Your task: Restate all entries exactly. Skip the images.

Data about app and page elements
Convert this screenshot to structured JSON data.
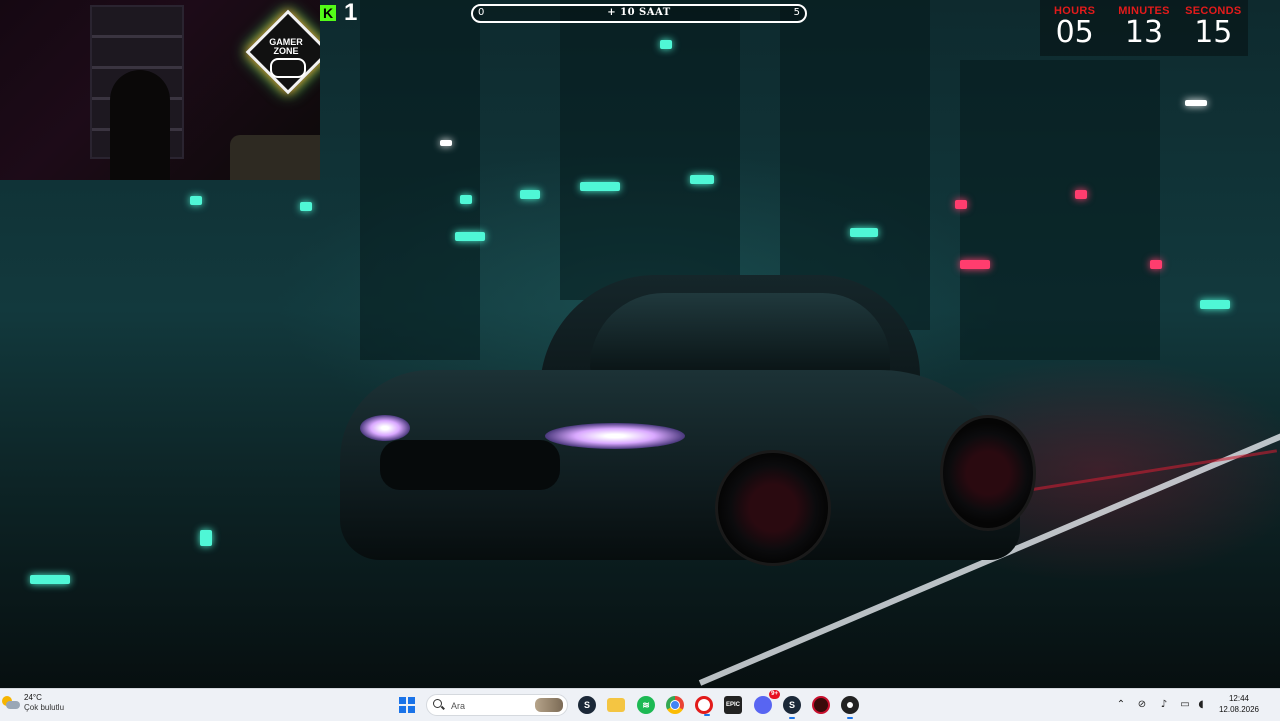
{
  "webcam": {
    "logo_text": [
      "GAMER",
      "ZONE"
    ]
  },
  "kick": {
    "icon": "kick-logo-icon",
    "brand_color": "#53fc18",
    "viewer_count": "1"
  },
  "subathon": {
    "min_label": "0",
    "center_label": "+ 10 SAAT",
    "max_label": "5"
  },
  "timer": {
    "hours_label": "HOURS",
    "minutes_label": "MINUTES",
    "seconds_label": "SECONDS",
    "hours": "05",
    "minutes": "13",
    "seconds": "15",
    "label_color": "#e31b1b"
  },
  "taskbar": {
    "weather": {
      "icon": "partly-cloudy-icon",
      "temperature": "24°C",
      "condition": "Çok bulutlu"
    },
    "start_icon": "windows-start-icon",
    "search": {
      "placeholder": "Ara",
      "icon": "search-icon"
    },
    "apps": [
      {
        "name": "steam",
        "icon": "steam-icon"
      },
      {
        "name": "file-explorer",
        "icon": "folder-icon"
      },
      {
        "name": "spotify",
        "icon": "spotify-icon"
      },
      {
        "name": "chrome",
        "icon": "chrome-icon"
      },
      {
        "name": "opera-gx",
        "icon": "opera-icon"
      },
      {
        "name": "epic-games",
        "icon": "epic-games-icon",
        "label": "EPIC"
      },
      {
        "name": "discord",
        "icon": "discord-icon",
        "badge": "9+"
      },
      {
        "name": "steam-2",
        "icon": "steam-icon"
      },
      {
        "name": "app-red",
        "icon": "red-app-icon"
      },
      {
        "name": "obs",
        "icon": "obs-icon"
      }
    ],
    "tray": {
      "icons": [
        "chevron-up-icon",
        "network-off-icon",
        "microphone-icon",
        "display-icon",
        "speaker-icon"
      ],
      "time": "12:44",
      "date": "12.08.2026"
    }
  }
}
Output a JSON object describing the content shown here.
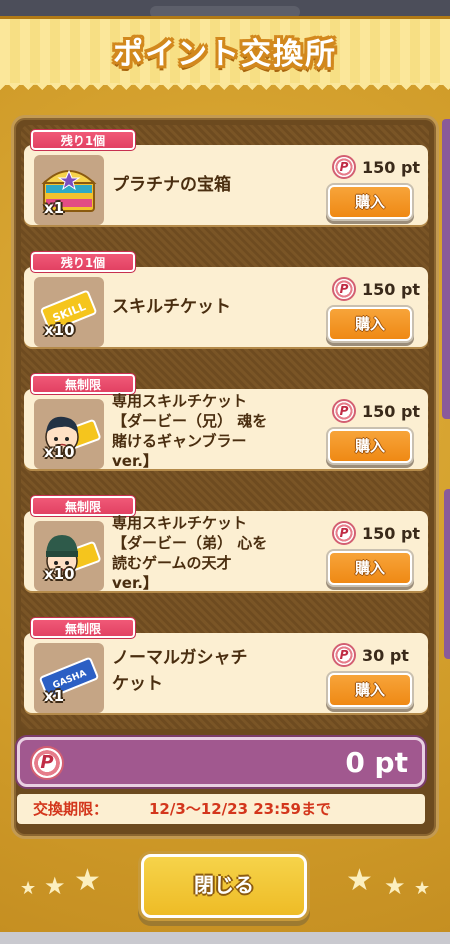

Answer to the exercise:
Convert this screenshot to structured JSON data.
{
  "webcam": {
    "logo_text": [
      "GAMER",
      "ZONE"
    ]
  },
  "kick": {
    "icon": "kick-logo-icon",
    "brand_color": "#53fc18",
    "viewer_count": "1"
  },
  "subathon": {
    "min_label": "0",
    "center_label": "+ 10 SAAT",
    "max_label": "5"
  },
  "timer": {
    "hours_label": "HOURS",
    "minutes_label": "MINUTES",
    "seconds_label": "SECONDS",
    "hours": "05",
    "minutes": "13",
    "seconds": "15",
    "label_color": "#e31b1b"
  },
  "taskbar": {
    "weather": {
      "icon": "partly-cloudy-icon",
      "temperature": "24°C",
      "condition": "Çok bulutlu"
    },
    "start_icon": "windows-start-icon",
    "search": {
      "placeholder": "Ara",
      "icon": "search-icon"
    },
    "apps": [
      {
        "name": "steam",
        "icon": "steam-icon"
      },
      {
        "name": "file-explorer",
        "icon": "folder-icon"
      },
      {
        "name": "spotify",
        "icon": "spotify-icon"
      },
      {
        "name": "chrome",
        "icon": "chrome-icon"
      },
      {
        "name": "opera-gx",
        "icon": "opera-icon"
      },
      {
        "name": "epic-games",
        "icon": "epic-games-icon",
        "label": "EPIC"
      },
      {
        "name": "discord",
        "icon": "discord-icon",
        "badge": "9+"
      },
      {
        "name": "steam-2",
        "icon": "steam-icon"
      },
      {
        "name": "app-red",
        "icon": "red-app-icon"
      },
      {
        "name": "obs",
        "icon": "obs-icon"
      }
    ],
    "tray": {
      "icons": [
        "chevron-up-icon",
        "network-off-icon",
        "microphone-icon",
        "display-icon",
        "speaker-icon"
      ],
      "time": "12:44",
      "date": "12.08.2026"
    }
  }
}
Output a JSON object describing the content shown here.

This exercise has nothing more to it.